▶ **Task instructions**
The expected answer is a copy of every line in the listing that has the word "hydraulic".
# # # # #
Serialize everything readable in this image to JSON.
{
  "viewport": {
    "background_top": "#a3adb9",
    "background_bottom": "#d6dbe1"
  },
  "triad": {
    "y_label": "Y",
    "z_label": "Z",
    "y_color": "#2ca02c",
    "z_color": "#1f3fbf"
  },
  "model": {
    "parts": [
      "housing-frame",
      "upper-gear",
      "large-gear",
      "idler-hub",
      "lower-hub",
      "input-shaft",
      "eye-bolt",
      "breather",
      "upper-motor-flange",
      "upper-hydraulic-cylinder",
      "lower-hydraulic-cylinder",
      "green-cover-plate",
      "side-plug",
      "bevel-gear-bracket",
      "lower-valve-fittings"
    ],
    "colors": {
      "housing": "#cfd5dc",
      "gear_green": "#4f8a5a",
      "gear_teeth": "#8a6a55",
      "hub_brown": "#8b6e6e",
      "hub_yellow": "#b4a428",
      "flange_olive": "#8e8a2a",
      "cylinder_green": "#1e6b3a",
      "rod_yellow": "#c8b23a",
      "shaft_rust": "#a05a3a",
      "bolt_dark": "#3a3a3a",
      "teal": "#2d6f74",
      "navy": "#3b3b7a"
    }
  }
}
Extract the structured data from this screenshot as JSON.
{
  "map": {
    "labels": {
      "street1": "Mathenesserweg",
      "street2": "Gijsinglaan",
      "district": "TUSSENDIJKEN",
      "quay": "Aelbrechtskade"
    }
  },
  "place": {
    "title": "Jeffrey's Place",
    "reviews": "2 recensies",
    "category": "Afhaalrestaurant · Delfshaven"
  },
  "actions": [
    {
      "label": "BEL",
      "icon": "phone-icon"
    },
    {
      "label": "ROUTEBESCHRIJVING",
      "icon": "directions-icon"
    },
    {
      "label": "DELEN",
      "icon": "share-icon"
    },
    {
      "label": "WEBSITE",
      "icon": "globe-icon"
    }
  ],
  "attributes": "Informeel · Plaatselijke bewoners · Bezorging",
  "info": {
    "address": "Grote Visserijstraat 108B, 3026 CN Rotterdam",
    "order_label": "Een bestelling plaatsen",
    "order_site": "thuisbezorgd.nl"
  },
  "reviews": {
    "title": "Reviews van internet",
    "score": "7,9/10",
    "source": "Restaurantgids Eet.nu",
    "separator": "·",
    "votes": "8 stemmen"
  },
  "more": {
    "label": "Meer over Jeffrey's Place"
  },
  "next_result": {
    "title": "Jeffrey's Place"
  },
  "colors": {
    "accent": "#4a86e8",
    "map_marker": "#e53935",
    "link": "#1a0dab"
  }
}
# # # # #
▶ **Task answer**
      "upper-hydraulic-cylinder",
      "lower-hydraulic-cylinder",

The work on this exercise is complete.